Identify and pull out each line of the entries in which "icon" occurs.

Segment Start: DATA UNDER STUDY

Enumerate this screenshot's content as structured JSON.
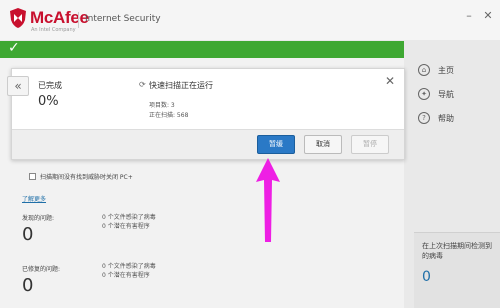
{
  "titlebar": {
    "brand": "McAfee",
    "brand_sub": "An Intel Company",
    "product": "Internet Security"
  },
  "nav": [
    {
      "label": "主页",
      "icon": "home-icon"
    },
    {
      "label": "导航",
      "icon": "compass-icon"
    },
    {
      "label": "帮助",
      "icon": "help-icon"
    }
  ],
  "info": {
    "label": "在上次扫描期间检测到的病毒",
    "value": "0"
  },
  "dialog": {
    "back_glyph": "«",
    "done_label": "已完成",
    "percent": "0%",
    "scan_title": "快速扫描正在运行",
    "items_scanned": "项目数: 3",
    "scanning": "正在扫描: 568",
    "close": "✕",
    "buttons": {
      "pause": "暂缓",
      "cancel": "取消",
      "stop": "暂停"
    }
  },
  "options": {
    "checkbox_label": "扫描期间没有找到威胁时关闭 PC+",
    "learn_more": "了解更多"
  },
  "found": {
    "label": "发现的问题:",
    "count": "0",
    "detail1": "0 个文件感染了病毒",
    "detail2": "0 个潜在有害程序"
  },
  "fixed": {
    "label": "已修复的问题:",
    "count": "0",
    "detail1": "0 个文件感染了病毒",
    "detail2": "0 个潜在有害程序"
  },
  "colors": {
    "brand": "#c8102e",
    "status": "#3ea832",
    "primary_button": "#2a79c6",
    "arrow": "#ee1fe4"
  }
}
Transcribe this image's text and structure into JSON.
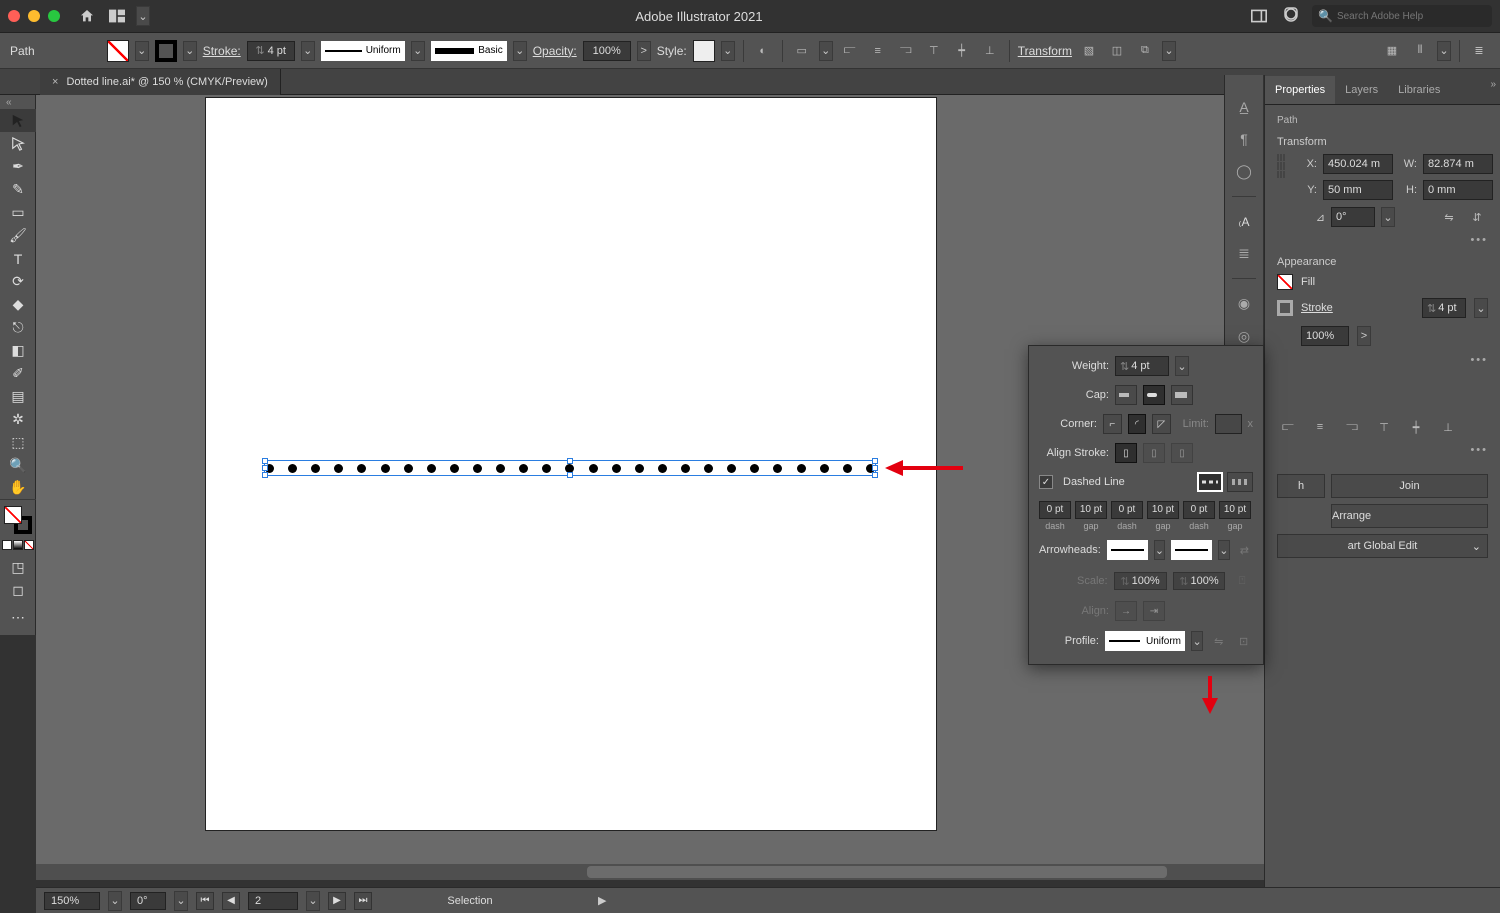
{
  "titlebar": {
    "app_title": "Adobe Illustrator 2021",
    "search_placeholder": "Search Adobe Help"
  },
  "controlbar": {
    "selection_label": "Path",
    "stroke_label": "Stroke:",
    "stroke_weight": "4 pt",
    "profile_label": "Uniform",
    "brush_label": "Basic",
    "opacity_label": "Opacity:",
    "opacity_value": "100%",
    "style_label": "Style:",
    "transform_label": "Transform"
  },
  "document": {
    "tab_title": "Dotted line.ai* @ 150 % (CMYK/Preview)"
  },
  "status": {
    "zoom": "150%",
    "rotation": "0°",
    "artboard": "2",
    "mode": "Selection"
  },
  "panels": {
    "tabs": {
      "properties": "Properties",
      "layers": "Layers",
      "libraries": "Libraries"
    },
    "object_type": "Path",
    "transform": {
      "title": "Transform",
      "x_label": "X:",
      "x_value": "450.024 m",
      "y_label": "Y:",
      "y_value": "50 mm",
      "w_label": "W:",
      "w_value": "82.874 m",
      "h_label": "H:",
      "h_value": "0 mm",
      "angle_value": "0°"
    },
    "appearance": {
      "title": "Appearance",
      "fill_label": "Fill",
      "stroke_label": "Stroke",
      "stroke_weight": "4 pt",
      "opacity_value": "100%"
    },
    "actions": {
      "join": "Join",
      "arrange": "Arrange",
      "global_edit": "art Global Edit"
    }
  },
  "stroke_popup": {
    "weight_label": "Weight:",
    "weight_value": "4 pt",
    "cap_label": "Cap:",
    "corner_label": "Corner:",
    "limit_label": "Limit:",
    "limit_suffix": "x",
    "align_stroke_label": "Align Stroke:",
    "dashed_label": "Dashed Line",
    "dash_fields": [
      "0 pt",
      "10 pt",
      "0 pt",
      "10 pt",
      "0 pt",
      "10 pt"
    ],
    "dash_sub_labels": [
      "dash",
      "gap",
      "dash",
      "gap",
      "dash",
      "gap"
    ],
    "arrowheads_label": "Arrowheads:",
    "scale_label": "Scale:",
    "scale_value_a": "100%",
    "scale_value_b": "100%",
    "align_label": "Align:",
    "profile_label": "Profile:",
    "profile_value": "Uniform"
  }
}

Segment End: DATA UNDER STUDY

* [ANSWER TO THIS EXERCISE]
      "icon": "home-icon"
      "icon": "compass-icon"
      "icon": "help-icon"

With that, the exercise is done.